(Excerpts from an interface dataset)
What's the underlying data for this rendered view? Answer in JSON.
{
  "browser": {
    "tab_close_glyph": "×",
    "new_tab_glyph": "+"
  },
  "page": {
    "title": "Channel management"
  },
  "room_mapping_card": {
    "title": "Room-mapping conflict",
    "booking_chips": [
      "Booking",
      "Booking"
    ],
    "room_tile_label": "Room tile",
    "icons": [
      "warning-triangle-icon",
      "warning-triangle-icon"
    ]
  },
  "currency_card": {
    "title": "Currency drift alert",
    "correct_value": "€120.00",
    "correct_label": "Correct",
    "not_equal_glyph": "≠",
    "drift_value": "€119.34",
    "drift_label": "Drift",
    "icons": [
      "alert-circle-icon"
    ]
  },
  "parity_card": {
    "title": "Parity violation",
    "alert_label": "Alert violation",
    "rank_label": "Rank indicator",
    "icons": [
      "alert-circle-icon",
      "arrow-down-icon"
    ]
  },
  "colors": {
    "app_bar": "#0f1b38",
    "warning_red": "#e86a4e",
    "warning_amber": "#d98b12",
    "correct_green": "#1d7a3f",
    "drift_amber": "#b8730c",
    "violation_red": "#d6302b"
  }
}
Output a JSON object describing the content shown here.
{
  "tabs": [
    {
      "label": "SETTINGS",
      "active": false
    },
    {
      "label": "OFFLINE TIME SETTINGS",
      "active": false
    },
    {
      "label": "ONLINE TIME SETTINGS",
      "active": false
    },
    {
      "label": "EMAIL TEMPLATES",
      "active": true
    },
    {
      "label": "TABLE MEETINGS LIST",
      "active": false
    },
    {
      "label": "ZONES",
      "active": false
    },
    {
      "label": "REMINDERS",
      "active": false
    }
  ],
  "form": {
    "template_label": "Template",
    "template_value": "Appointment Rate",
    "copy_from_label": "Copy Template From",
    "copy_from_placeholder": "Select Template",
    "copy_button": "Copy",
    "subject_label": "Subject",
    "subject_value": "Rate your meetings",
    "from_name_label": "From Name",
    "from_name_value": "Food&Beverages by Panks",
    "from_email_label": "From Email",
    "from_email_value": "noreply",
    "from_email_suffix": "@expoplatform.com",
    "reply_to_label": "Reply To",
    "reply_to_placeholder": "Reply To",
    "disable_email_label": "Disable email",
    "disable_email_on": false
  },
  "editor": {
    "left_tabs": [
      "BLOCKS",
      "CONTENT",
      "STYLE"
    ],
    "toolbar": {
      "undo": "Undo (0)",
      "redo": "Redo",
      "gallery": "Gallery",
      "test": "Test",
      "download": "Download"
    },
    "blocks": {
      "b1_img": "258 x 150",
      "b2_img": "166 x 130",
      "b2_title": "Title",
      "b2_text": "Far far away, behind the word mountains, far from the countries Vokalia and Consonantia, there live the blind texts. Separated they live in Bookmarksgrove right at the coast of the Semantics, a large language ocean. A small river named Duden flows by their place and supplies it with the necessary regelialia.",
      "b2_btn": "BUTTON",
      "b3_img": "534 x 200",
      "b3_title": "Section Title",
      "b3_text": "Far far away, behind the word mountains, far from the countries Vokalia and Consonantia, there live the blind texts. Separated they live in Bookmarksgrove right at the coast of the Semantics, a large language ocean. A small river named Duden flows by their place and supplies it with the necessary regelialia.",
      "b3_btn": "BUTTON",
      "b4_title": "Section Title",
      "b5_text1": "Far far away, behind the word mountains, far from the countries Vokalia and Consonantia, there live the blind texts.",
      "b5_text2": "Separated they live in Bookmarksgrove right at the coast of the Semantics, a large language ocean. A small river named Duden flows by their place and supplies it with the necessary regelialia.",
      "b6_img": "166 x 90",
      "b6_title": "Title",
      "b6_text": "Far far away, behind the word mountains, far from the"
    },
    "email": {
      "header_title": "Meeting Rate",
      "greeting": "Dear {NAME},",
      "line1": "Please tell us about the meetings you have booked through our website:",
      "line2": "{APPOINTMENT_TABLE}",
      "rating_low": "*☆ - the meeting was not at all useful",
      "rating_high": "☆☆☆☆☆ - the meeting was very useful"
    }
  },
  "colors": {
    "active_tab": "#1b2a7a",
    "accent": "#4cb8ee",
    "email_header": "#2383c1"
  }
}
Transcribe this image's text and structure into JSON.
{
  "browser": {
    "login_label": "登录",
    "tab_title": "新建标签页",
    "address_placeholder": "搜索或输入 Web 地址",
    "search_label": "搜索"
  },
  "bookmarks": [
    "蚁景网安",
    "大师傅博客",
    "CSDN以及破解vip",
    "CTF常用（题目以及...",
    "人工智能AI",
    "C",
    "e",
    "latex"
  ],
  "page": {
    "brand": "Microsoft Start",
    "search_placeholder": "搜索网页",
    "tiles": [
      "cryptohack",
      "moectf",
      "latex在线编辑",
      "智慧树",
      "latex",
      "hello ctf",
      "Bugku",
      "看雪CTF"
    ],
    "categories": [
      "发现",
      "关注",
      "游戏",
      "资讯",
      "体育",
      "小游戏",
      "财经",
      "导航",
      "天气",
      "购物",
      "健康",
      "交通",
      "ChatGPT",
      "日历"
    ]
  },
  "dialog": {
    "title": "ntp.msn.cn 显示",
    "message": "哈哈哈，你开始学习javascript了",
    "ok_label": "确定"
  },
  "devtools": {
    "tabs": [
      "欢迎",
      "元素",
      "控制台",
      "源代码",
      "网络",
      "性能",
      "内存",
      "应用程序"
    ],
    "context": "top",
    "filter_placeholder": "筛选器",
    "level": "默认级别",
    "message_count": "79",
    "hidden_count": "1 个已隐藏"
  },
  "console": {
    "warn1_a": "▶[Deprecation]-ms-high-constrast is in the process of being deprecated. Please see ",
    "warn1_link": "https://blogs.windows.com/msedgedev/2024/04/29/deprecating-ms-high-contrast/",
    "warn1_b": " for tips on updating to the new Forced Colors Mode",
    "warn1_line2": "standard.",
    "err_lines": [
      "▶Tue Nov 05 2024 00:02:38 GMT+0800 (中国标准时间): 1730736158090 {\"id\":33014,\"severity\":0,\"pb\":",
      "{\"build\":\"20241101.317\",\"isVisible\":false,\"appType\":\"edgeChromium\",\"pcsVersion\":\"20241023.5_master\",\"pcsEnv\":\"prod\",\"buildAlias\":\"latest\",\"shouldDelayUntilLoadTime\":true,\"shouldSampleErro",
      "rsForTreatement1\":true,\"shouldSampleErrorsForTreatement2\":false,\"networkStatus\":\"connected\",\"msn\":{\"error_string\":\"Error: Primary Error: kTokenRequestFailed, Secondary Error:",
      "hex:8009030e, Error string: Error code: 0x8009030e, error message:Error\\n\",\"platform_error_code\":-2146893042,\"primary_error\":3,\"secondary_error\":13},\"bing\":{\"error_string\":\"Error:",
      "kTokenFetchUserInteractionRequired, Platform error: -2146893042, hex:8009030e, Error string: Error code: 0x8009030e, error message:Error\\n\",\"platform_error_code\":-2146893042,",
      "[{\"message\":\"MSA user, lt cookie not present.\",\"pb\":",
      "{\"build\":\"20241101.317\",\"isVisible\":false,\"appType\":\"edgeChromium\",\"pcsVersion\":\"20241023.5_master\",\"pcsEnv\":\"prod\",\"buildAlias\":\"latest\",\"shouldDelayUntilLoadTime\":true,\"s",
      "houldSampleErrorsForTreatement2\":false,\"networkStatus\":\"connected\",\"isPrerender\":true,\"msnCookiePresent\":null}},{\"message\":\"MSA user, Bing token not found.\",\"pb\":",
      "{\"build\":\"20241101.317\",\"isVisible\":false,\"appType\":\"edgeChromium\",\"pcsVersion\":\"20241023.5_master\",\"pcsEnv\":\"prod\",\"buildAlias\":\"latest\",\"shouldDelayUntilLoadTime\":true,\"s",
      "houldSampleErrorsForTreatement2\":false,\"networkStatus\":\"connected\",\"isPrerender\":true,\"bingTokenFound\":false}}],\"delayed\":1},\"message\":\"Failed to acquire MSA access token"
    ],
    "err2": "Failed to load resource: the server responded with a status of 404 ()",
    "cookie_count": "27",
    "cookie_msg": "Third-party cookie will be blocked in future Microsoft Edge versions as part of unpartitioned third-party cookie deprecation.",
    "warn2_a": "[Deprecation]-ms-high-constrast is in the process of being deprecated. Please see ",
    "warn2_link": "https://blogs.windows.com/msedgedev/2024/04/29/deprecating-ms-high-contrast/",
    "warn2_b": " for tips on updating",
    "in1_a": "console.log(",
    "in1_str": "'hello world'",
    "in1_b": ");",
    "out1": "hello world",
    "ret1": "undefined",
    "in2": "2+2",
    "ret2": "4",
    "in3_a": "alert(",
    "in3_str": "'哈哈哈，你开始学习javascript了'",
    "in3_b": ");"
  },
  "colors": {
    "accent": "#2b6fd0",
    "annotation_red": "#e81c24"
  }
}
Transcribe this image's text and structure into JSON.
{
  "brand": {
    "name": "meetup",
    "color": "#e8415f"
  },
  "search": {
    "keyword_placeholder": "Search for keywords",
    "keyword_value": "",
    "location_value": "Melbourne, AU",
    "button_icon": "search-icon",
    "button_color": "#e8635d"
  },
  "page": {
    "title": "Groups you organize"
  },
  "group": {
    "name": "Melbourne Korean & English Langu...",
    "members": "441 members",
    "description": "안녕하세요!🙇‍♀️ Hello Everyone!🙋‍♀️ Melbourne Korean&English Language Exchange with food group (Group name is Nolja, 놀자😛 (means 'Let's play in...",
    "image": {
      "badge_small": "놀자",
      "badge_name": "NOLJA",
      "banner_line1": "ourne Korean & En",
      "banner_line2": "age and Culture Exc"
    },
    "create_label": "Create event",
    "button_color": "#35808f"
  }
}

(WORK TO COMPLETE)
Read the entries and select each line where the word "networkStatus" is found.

(RESPONSE AREA)
      "rsForTreatement1\":true,\"shouldSampleErrorsForTreatement2\":false,\"networkStatus\":\"connected\",\"msn\":{\"error_string\":\"Error: Primary Error: kTokenRequestFailed, Secondary Error:",
      "houldSampleErrorsForTreatement2\":false,\"networkStatus\":\"connected\",\"isPrerender\":true,\"msnCookiePresent\":null}},{\"message\":\"MSA user, Bing token not found.\",\"pb\":",
      "houldSampleErrorsForTreatement2\":false,\"networkStatus\":\"connected\",\"isPrerender\":true,\"bingTokenFound\":false}}],\"delayed\":1},\"message\":\"Failed to acquire MSA access token"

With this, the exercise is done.